It depends on the filesystem.
The vast majority of filesystems will allow a file of zero length to be created even if there are no free block on the disc as no blocks need to be allocated at that point, unless the directory entry's blocks are full in which case you will get a "no space" error as it tries to add a new block to the directory listing. Certainly NTFS will works way. Some filesystems allow the content of small files to be stored in the the directory entry itself or other pre-allocated structures - so you might be able to create small-but-not-zero-length file on a seemingly full filesystem.

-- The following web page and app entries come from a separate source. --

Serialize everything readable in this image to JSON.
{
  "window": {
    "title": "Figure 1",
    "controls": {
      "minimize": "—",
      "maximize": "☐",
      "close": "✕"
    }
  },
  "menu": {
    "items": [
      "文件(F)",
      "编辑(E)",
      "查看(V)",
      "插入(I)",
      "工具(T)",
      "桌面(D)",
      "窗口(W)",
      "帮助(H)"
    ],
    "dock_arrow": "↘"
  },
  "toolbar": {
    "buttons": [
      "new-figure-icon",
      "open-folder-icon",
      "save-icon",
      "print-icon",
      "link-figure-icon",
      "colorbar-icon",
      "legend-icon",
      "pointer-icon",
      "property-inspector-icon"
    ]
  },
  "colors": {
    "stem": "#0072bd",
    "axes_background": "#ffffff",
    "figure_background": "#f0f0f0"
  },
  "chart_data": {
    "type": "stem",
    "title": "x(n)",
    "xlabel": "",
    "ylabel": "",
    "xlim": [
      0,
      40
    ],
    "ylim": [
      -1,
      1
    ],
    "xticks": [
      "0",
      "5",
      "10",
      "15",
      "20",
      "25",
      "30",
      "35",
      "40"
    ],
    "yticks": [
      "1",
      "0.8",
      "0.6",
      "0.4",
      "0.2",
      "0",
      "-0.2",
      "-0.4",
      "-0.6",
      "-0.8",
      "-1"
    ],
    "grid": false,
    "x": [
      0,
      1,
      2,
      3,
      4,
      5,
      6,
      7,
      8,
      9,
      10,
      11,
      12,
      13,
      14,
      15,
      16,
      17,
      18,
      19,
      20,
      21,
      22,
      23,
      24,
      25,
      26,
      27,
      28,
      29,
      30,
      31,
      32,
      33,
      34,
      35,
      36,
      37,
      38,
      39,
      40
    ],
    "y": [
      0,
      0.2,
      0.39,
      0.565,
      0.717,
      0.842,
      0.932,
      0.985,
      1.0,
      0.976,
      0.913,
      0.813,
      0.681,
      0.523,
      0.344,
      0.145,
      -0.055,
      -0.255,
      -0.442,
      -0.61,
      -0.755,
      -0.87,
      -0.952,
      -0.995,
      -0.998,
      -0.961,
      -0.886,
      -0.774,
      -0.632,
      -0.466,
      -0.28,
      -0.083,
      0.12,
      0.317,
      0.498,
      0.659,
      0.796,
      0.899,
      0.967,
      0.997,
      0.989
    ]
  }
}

Some older filesystems (FAT*?) will always allocate the first block of the file at creation time as their spec doesn't allow for files with no blocks allocated so these will always fail to create a file on a full device.